Value chain optimization models have a range of uses and provide tangible benefits for NOCs


Specific improvements that result from taking a more holistic view of the portfolio include:

  1. Increased production through the identification and elimination of bottlenecks
  2. Reduction in costs, and improvement in capital efficiency, through alignment of plans between organizational entities, identification of synergies, and elimination of duplication
  3. Aligning behaviors in support of a more collaborative corporate culture through the establishment of a multi-disciplinary, cross-organizational team to develop the value chain optimization model

Recent experience demonstrates the strength and flexibility of value chain models in helping NOCs make sense of trade-offs and competing demands across the value chain, and the magnitude of the financial benefits (Exhibit 4).


Value chain optimization models have material and immediate benefits for NOCs


Each value chain optimization model is unique and specifically tailored to each NOC’s key challenges and objectives. However, in most cases, the development of a value chain optimization model starts with the mapping of the physical network of infrastructure and the actual and planned flows of oil, gas, and other products across the network. The second step is to identify the key nodes where alternative options for the allocation of hydrocarbons exist, or are feasible, for example in the allocation of crude oil to domestic refining or to export (Exhibit 5). The third step involves converting the network into a numerical model that includes all key information required to develop scenarios and test the impact of different scenarios on the portfolio.


Schematic oil and gas value chain network and optimization model structure


Much of the data required to populate the model, such as upstream production and operating cost forecasts, is derived from the integrated planning process. Additional information such as macroeconomic assumptions, plant capacities, plant yields, and conversion costs is added to allow the model to be able to calculate the value of each element of the portfolio in each scenario.

Typically, the value chain optimization model will provide a “base” net present value (NPV) of the portfolio and each of its components, based on the latest integrated planning input data. The impact of potential alternative options on the portfolio’s NPV can be assessed with reference to the base NPV, and each option characterized in terms of capital investment requirement and ease of implementation (Exhibit 6). The most common approach is to optimize based on portfolio value. However, models are highly flexible and can be customized to investigate a wide range of parameters, for example, employment generation, power requirements, or greenhouse gas emissions.


Value chain optimization models typically show the impact of options on base portfolio value


Conclusion
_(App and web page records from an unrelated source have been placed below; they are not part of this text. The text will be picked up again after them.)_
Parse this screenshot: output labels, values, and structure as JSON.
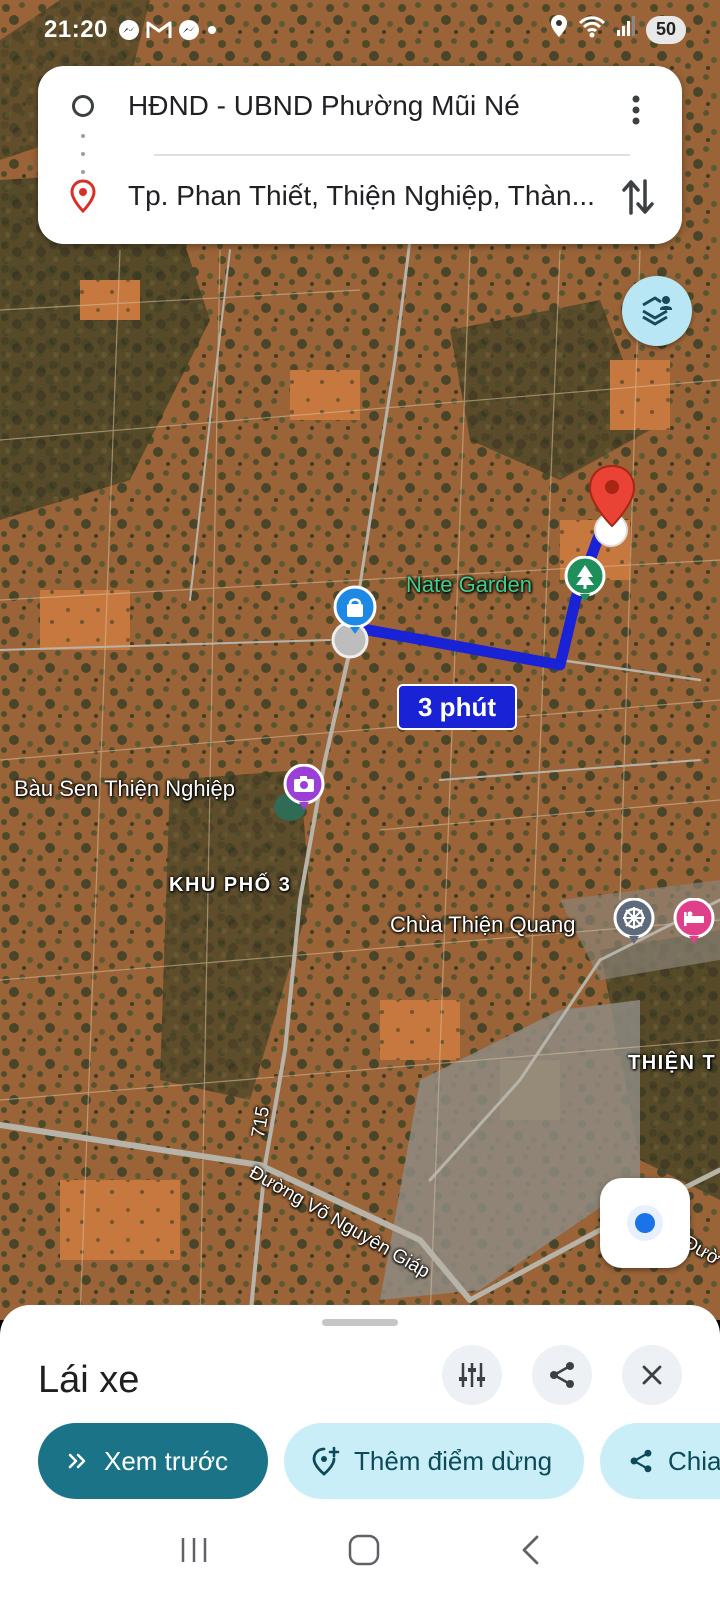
{
  "status_bar": {
    "time": "21:20",
    "notification_icons": [
      "messenger-icon",
      "gmail-icon",
      "messenger-icon",
      "dot-icon"
    ],
    "system_icons": [
      "location-icon",
      "wifi-icon",
      "signal-icon"
    ],
    "battery": "50"
  },
  "directions": {
    "origin": "HĐND - UBND Phường Mũi Né",
    "destination": "Tp. Phan Thiết, Thiện Nghiệp, Thàn...",
    "more_icon": "more-vert-icon",
    "swap_icon": "swap-icon"
  },
  "map": {
    "poi_nate_garden": "Nate Garden",
    "poi_bau_sen": "Bàu Sen Thiện Nghiệp",
    "area_khu_pho_3": "KHU PHỐ 3",
    "poi_chua": "Chùa Thiện Quang",
    "area_thien": "THIỆN T",
    "route_number": "715",
    "road_name": "Đường Võ Nguyên Giáp",
    "road_edge": "Đườ",
    "duration": "3 phút",
    "colors": {
      "route": "#1a22d6",
      "destination_pin": "#ea4335",
      "layers_button": "#b8e6f4",
      "primary_chip": "#1b7388"
    }
  },
  "sheet": {
    "mode_title": "Lái xe",
    "primary_button": "Xem trước",
    "add_stop_button": "Thêm điểm dừng",
    "share_button": "Chia",
    "icons": [
      "tune-icon",
      "share-icon",
      "close-icon"
    ]
  }
}
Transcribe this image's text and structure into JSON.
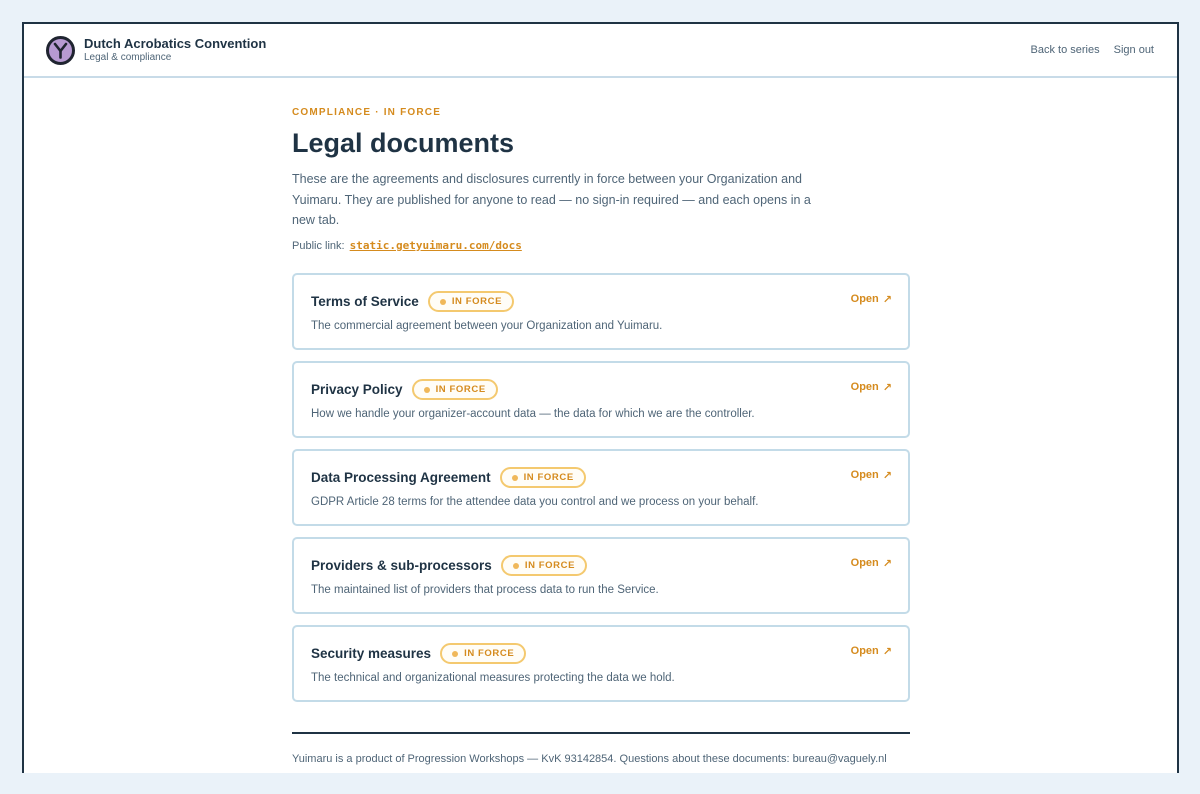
{
  "header": {
    "brand_title": "Dutch Acrobatics Convention",
    "brand_subtitle": "Legal & compliance",
    "nav": {
      "back": "Back to series",
      "sign_out": "Sign out"
    }
  },
  "main": {
    "eyebrow": "COMPLIANCE · IN FORCE",
    "title": "Legal documents",
    "intro": "These are the agreements and disclosures currently in force between your Organization and Yuimaru. They are published for anyone to read — no sign-in required — and each opens in a new tab.",
    "public_link_label": "Public link:",
    "public_link_url": "static.getyuimaru.com/docs",
    "documents": [
      {
        "title": "Terms of Service",
        "status": "IN FORCE",
        "description": "The commercial agreement between your Organization and Yuimaru.",
        "action": "Open"
      },
      {
        "title": "Privacy Policy",
        "status": "IN FORCE",
        "description": "How we handle your organizer-account data — the data for which we are the controller.",
        "action": "Open"
      },
      {
        "title": "Data Processing Agreement",
        "status": "IN FORCE",
        "description": "GDPR Article 28 terms for the attendee data you control and we process on your behalf.",
        "action": "Open"
      },
      {
        "title": "Providers & sub-processors",
        "status": "IN FORCE",
        "description": "The maintained list of providers that process data to run the Service.",
        "action": "Open"
      },
      {
        "title": "Security measures",
        "status": "IN FORCE",
        "description": "The technical and organizational measures protecting the data we hold.",
        "action": "Open"
      }
    ]
  },
  "footer": {
    "text": "Yuimaru is a product of Progression Workshops — KvK 93142854. Questions about these documents: bureau@vaguely.nl"
  },
  "icons": {
    "logo": "yuimaru-logo-icon",
    "open_arrow": "external-arrow-icon",
    "status_dot": "status-dot-icon"
  },
  "colors": {
    "accent": "#d58b1e",
    "badge_border": "#f4c96f",
    "card_border": "#c3dbe8",
    "text_dark": "#1f3344",
    "text_muted": "#4f6577",
    "page_bg": "#eaf2f9"
  }
}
The benefits of implementing an integrated planning process and developing a value chain optimization model can be immediate and tangible. Prioritizing projects and investments, and identifying and addressing bottlenecks, results in more efficient use of resources to maximize production and reduced deferment of production. This comes hand-in-hand with the increased ability to benchmark and optimize costs across the portfolio, and to direct capital toward the highest-performing assets. Finally, an important additional benefit to NOCs is the increased collaboration and teamwork that comes as a consequence of treating planning as an integrated exercise, and emphasizing the NOC portfolio as an integrated, interconnected set of assets that act together to maximize the value of every molecule of oil and gas resources.